(Website and app data records)

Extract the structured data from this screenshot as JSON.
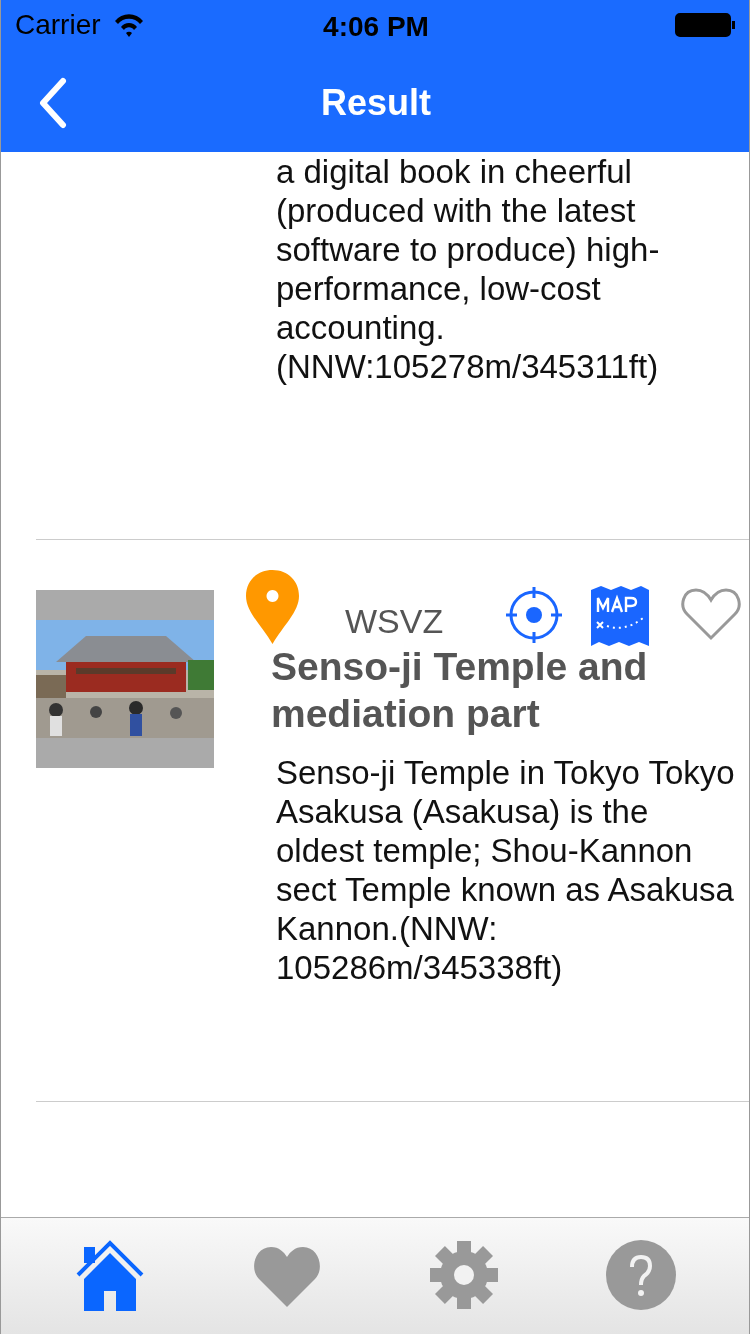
{
  "status_bar": {
    "carrier": "Carrier",
    "time": "4:06 PM"
  },
  "nav_bar": {
    "title": "Result"
  },
  "results": [
    {
      "description": "a digital book in cheerful (produced with the latest software to produce) high-performance, low-cost accounting.(NNW:105278m/345311ft)"
    },
    {
      "code": "WSVZ",
      "title": "Senso-ji Temple and mediation part",
      "description": "Senso-ji Temple in Tokyo Tokyo Asakusa (Asakusa) is the oldest temple; Shou-Kannon sect Temple known as Asakusa Kannon.(NNW: 105286m/345338ft)",
      "favorite": false
    }
  ],
  "tab_bar": [
    {
      "kind": "home",
      "selected": true
    },
    {
      "kind": "favorites",
      "selected": false
    },
    {
      "kind": "settings",
      "selected": false
    },
    {
      "kind": "help",
      "selected": false
    }
  ]
}
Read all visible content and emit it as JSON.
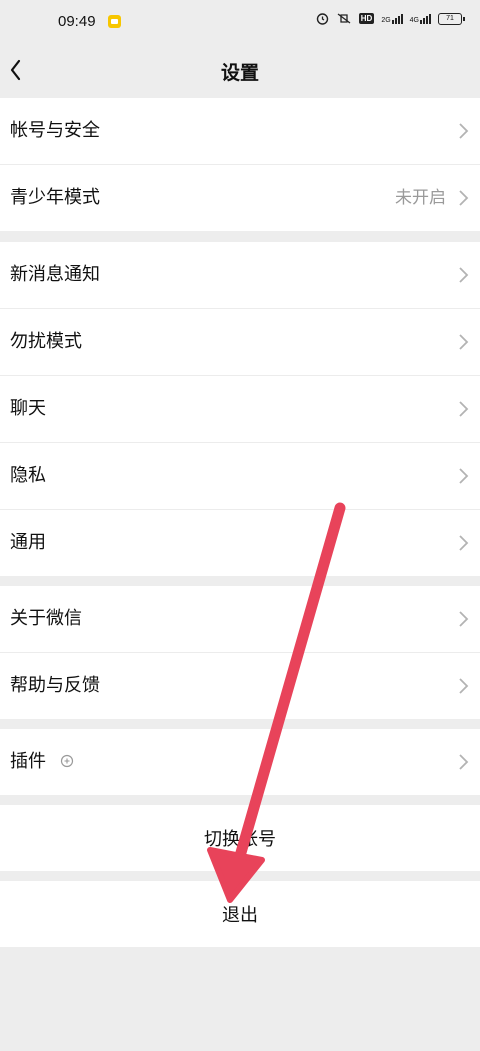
{
  "status_bar": {
    "time": "09:49",
    "network_1": "2G",
    "network_2": "4G",
    "hd": "HD",
    "battery": "71"
  },
  "nav": {
    "title": "设置"
  },
  "groups": {
    "account": [
      {
        "label": "帐号与安全",
        "value": ""
      },
      {
        "label": "青少年模式",
        "value": "未开启"
      }
    ],
    "general": [
      {
        "label": "新消息通知"
      },
      {
        "label": "勿扰模式"
      },
      {
        "label": "聊天"
      },
      {
        "label": "隐私"
      },
      {
        "label": "通用"
      }
    ],
    "about": [
      {
        "label": "关于微信"
      },
      {
        "label": "帮助与反馈"
      }
    ],
    "plugins": [
      {
        "label": "插件"
      }
    ]
  },
  "switch_account": "切换帐号",
  "logout": "退出",
  "colors": {
    "background": "#ededed",
    "arrow": "#e8435a",
    "muted_text": "#9a9a9a"
  }
}
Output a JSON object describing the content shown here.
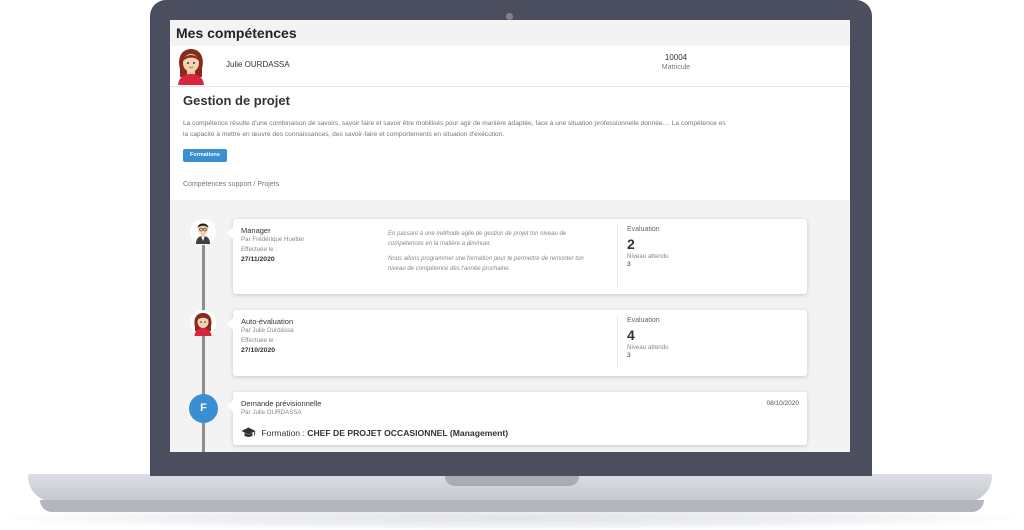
{
  "app": {
    "title": "Mes compétences"
  },
  "user": {
    "name": "Julie OURDASSA",
    "matricule_value": "10004",
    "matricule_label": "Matricule"
  },
  "competence": {
    "title": "Gestion de projet",
    "description_line1": "La compétence résulte d'une combinaison de savoirs, savoir faire et savoir être mobilisés pour agir de manière adaptée, face à une situation professionnelle donnée.... La compétence es",
    "description_line2": "la capacité à mettre en œuvre des connaissances, des savoir-faire et comportements en situation d'exécution.",
    "formations_button": "Formations",
    "breadcrumb": "Compétences support / Projets"
  },
  "timeline": [
    {
      "title": "Manager",
      "by": "Par Frédérique Huetter",
      "effectue_label": "Effectuée le :",
      "date": "27/11/2020",
      "comment_p1": "En passant à une méthode agile de gestion de projet ton niveau de compétences en la matière a diminuer.",
      "comment_p2": "Nous allons programmer une formation pour te permettre de remonter ton niveau de compétence dès l'année prochaine.",
      "eval_label": "Evaluation",
      "eval_value": "2",
      "niveau_label": "Niveau attendu",
      "niveau_value": "3"
    },
    {
      "title": "Auto-évaluation",
      "by": "Par Julie Ourdassa",
      "effectue_label": "Effectuée le :",
      "date": "27/10/2020",
      "eval_label": "Evaluation",
      "eval_value": "4",
      "niveau_label": "Niveau attendu",
      "niveau_value": "3"
    },
    {
      "avatar_letter": "F",
      "title": "Demande prévisionnelle",
      "by": "Par Julie OURDASSA",
      "date": "08/10/2020",
      "formation_label": "Formation :",
      "formation_value": "CHEF DE PROJET OCCASIONNEL (Management)"
    }
  ],
  "icons": {
    "formation": "graduation-cap-icon",
    "manager_avatar": "manager-avatar",
    "user_avatar": "user-avatar"
  },
  "colors": {
    "accent": "#3a8fd3",
    "bezel": "#4b4e5e",
    "timeline": "#8f8f8f"
  }
}
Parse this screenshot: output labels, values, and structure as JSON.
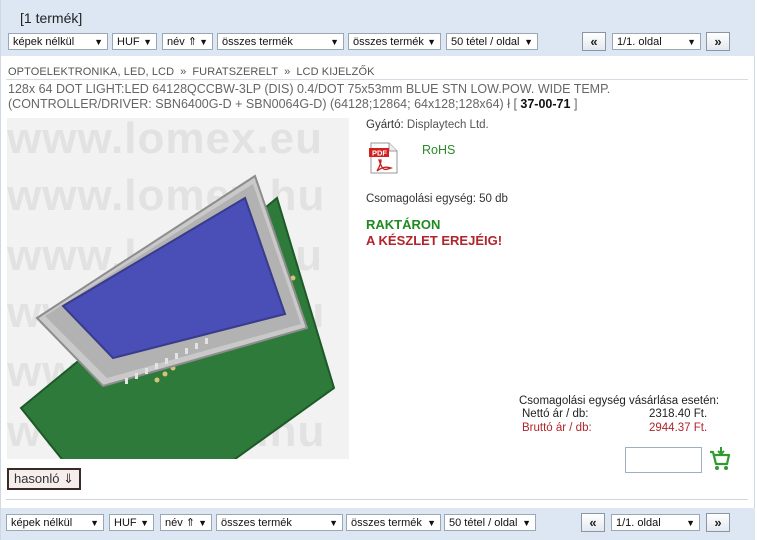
{
  "header": {
    "count": "[1 termék]"
  },
  "filters": {
    "images": "képek nélkül",
    "currency": "HUF",
    "sort": "név ⇑",
    "products1": "összes termék",
    "products2": "összes termék",
    "per_page": "50 tétel / oldal",
    "prev": "«",
    "page": "1/1. oldal",
    "next": "»"
  },
  "breadcrumb": [
    "OPTOELEKTRONIKA, LED, LCD",
    "FURATSZERELT",
    "LCD KIJELZŐK"
  ],
  "breadcrumb_sep": "»",
  "product": {
    "title_line1": "128x 64 DOT LIGHT:LED 64128QCCBW-3LP (DIS) 0.4/DOT 75x53mm BLUE STN LOW.POW. WIDE TEMP.",
    "title_line2": "(CONTROLLER/DRIVER: SBN6400G-D + SBN0064G-D) (64128;12864; 64x128;128x64) ł [",
    "code": "37-00-71",
    "code_close": "]",
    "watermark": "www.lomex.eu",
    "watermark_hu": "www.lomex.hu",
    "manufacturer_label": "Gyártó:",
    "manufacturer": "Displaytech Ltd.",
    "rohs": "RoHS",
    "pdf_icon_text": "PDF",
    "pack_unit": "Csomagolási egység: 50 db",
    "stock1": "RAKTÁRON",
    "stock2": "A KÉSZLET EREJÉIG!",
    "price_heading": "Csomagolási egység vásárlása esetén:",
    "net_label": "Nettó ár / db:",
    "net_price": "2318.40 Ft.",
    "gross_label": "Bruttó ár / db:",
    "gross_price": "2944.37 Ft.",
    "similar": "hasonló ⇓"
  },
  "colors": {
    "green": "#1f8a1f",
    "red": "#b0242b",
    "bar": "#dde7f3"
  }
}
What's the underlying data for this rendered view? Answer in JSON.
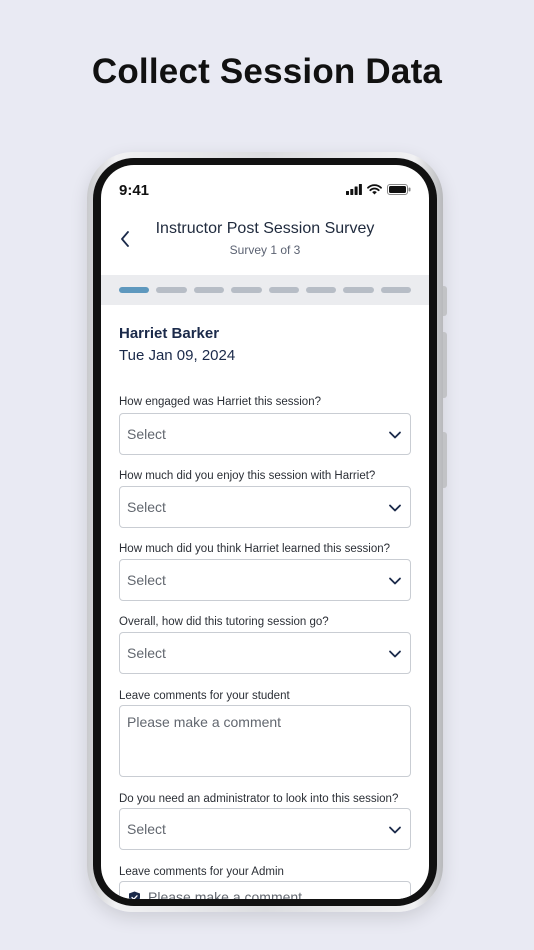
{
  "headline": "Collect Session Data",
  "status_bar": {
    "time": "9:41"
  },
  "nav": {
    "title": "Instructor Post Session Survey",
    "subtitle": "Survey 1 of 3"
  },
  "progress": {
    "total_steps": 8,
    "current_step": 1
  },
  "student": {
    "name": "Harriet Barker",
    "date": "Tue Jan 09, 2024"
  },
  "questions": [
    {
      "label": "How engaged was Harriet this session?",
      "value": "Select"
    },
    {
      "label": "How much did you enjoy this session with Harriet?",
      "value": "Select"
    },
    {
      "label": "How much did you think Harriet learned this session?",
      "value": "Select"
    },
    {
      "label": "Overall, how did this tutoring session go?",
      "value": "Select"
    }
  ],
  "student_comment": {
    "label": "Leave comments for your student",
    "placeholder": "Please make a comment"
  },
  "admin_question": {
    "label": "Do you need an administrator to look into this session?",
    "value": "Select"
  },
  "admin_comment": {
    "label": "Leave comments for your Admin",
    "placeholder": "Please make a comment"
  },
  "icons": {
    "back": "chevron-left-icon",
    "dropdown": "chevron-down-icon",
    "admin_comment": "shield-icon",
    "status": [
      "signal-icon",
      "wifi-icon",
      "battery-icon"
    ]
  },
  "colors": {
    "accent": "#5e98be",
    "title_text": "#1b2a4a",
    "background": "#e9eaf3"
  }
}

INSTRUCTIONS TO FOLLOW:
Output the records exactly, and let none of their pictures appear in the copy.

REPLY TO THE TASK:
Extract the structured data from this screenshot as JSON.
{
  "status_bar": {
    "carrier": "Carrier",
    "time": "4:06 PM"
  },
  "nav_bar": {
    "title": "Result"
  },
  "results": [
    {
      "description": "a digital book in cheerful (produced with the latest software to produce) high-performance, low-cost accounting.(NNW:105278m/345311ft)"
    },
    {
      "code": "WSVZ",
      "title": "Senso-ji Temple and mediation part",
      "description": "Senso-ji Temple in Tokyo Tokyo Asakusa (Asakusa) is the oldest temple; Shou-Kannon sect Temple known as Asakusa Kannon.(NNW: 105286m/345338ft)",
      "favorite": false
    }
  ],
  "tab_bar": [
    {
      "kind": "home",
      "selected": true
    },
    {
      "kind": "favorites",
      "selected": false
    },
    {
      "kind": "settings",
      "selected": false
    },
    {
      "kind": "help",
      "selected": false
    }
  ]
}
Read all visible content and emit it as JSON.
{
  "status_bar": {
    "time": "09:49",
    "network_1": "2G",
    "network_2": "4G",
    "hd": "HD",
    "battery": "71"
  },
  "nav": {
    "title": "设置"
  },
  "groups": {
    "account": [
      {
        "label": "帐号与安全",
        "value": ""
      },
      {
        "label": "青少年模式",
        "value": "未开启"
      }
    ],
    "general": [
      {
        "label": "新消息通知"
      },
      {
        "label": "勿扰模式"
      },
      {
        "label": "聊天"
      },
      {
        "label": "隐私"
      },
      {
        "label": "通用"
      }
    ],
    "about": [
      {
        "label": "关于微信"
      },
      {
        "label": "帮助与反馈"
      }
    ],
    "plugins": [
      {
        "label": "插件"
      }
    ]
  },
  "switch_account": "切换帐号",
  "logout": "退出",
  "colors": {
    "background": "#ededed",
    "arrow": "#e8435a",
    "muted_text": "#9a9a9a"
  }
}
Output a JSON object describing the content shown here.
{
  "app": {
    "title": "Mes compétences"
  },
  "user": {
    "name": "Julie OURDASSA",
    "matricule_value": "10004",
    "matricule_label": "Matricule"
  },
  "competence": {
    "title": "Gestion de projet",
    "description_line1": "La compétence résulte d'une combinaison de savoirs, savoir faire et savoir être mobilisés pour agir de manière adaptée, face à une situation professionnelle donnée.... La compétence es",
    "description_line2": "la capacité à mettre en œuvre des connaissances, des savoir-faire et comportements en situation d'exécution.",
    "formations_button": "Formations",
    "breadcrumb": "Compétences support / Projets"
  },
  "timeline": [
    {
      "title": "Manager",
      "by": "Par Frédérique Huetter",
      "effectue_label": "Effectuée le :",
      "date": "27/11/2020",
      "comment_p1": "En passant à une méthode agile de gestion de projet ton niveau de compétences en la matière a diminuer.",
      "comment_p2": "Nous allons programmer une formation pour te permettre de remonter ton niveau de compétence dès l'année prochaine.",
      "eval_label": "Evaluation",
      "eval_value": "2",
      "niveau_label": "Niveau attendu",
      "niveau_value": "3"
    },
    {
      "title": "Auto-évaluation",
      "by": "Par Julie Ourdassa",
      "effectue_label": "Effectuée le :",
      "date": "27/10/2020",
      "eval_label": "Evaluation",
      "eval_value": "4",
      "niveau_label": "Niveau attendu",
      "niveau_value": "3"
    },
    {
      "avatar_letter": "F",
      "title": "Demande prévisionnelle",
      "by": "Par Julie OURDASSA",
      "date": "08/10/2020",
      "formation_label": "Formation :",
      "formation_value": "CHEF DE PROJET OCCASIONNEL (Management)"
    }
  ],
  "icons": {
    "formation": "graduation-cap-icon",
    "manager_avatar": "manager-avatar",
    "user_avatar": "user-avatar"
  },
  "colors": {
    "accent": "#3a8fd3",
    "bezel": "#4b4e5e",
    "timeline": "#8f8f8f"
  }
}
Parse this screenshot: output labels, values, and structure as JSON.
{
  "header": {
    "count": "[1 termék]"
  },
  "filters": {
    "images": "képek nélkül",
    "currency": "HUF",
    "sort": "név ⇑",
    "products1": "összes termék",
    "products2": "összes termék",
    "per_page": "50 tétel / oldal",
    "prev": "«",
    "page": "1/1. oldal",
    "next": "»"
  },
  "breadcrumb": [
    "OPTOELEKTRONIKA, LED, LCD",
    "FURATSZERELT",
    "LCD KIJELZŐK"
  ],
  "breadcrumb_sep": "»",
  "product": {
    "title_line1": "128x 64 DOT LIGHT:LED 64128QCCBW-3LP (DIS) 0.4/DOT 75x53mm BLUE STN LOW.POW. WIDE TEMP.",
    "title_line2": "(CONTROLLER/DRIVER: SBN6400G-D + SBN0064G-D) (64128;12864; 64x128;128x64) ł [",
    "code": "37-00-71",
    "code_close": "]",
    "watermark": "www.lomex.eu",
    "watermark_hu": "www.lomex.hu",
    "manufacturer_label": "Gyártó:",
    "manufacturer": "Displaytech Ltd.",
    "rohs": "RoHS",
    "pdf_icon_text": "PDF",
    "pack_unit": "Csomagolási egység: 50 db",
    "stock1": "RAKTÁRON",
    "stock2": "A KÉSZLET EREJÉIG!",
    "price_heading": "Csomagolási egység vásárlása esetén:",
    "net_label": "Nettó ár / db:",
    "net_price": "2318.40 Ft.",
    "gross_label": "Bruttó ár / db:",
    "gross_price": "2944.37 Ft.",
    "similar": "hasonló ⇓"
  },
  "colors": {
    "green": "#1f8a1f",
    "red": "#b0242b",
    "bar": "#dde7f3"
  }
}
What's the underlying data for this rendered view? Answer in JSON.
{
  "headline": "Collect Session Data",
  "status_bar": {
    "time": "9:41"
  },
  "nav": {
    "title": "Instructor Post Session Survey",
    "subtitle": "Survey 1 of 3"
  },
  "progress": {
    "total_steps": 8,
    "current_step": 1
  },
  "student": {
    "name": "Harriet Barker",
    "date": "Tue Jan 09, 2024"
  },
  "questions": [
    {
      "label": "How engaged was Harriet this session?",
      "value": "Select"
    },
    {
      "label": "How much did you enjoy this session with Harriet?",
      "value": "Select"
    },
    {
      "label": "How much did you think Harriet learned this session?",
      "value": "Select"
    },
    {
      "label": "Overall, how did this tutoring session go?",
      "value": "Select"
    }
  ],
  "student_comment": {
    "label": "Leave comments for your student",
    "placeholder": "Please make a comment"
  },
  "admin_question": {
    "label": "Do you need an administrator to look into this session?",
    "value": "Select"
  },
  "admin_comment": {
    "label": "Leave comments for your Admin",
    "placeholder": "Please make a comment"
  },
  "icons": {
    "back": "chevron-left-icon",
    "dropdown": "chevron-down-icon",
    "admin_comment": "shield-icon",
    "status": [
      "signal-icon",
      "wifi-icon",
      "battery-icon"
    ]
  },
  "colors": {
    "accent": "#5e98be",
    "title_text": "#1b2a4a",
    "background": "#e9eaf3"
  }
}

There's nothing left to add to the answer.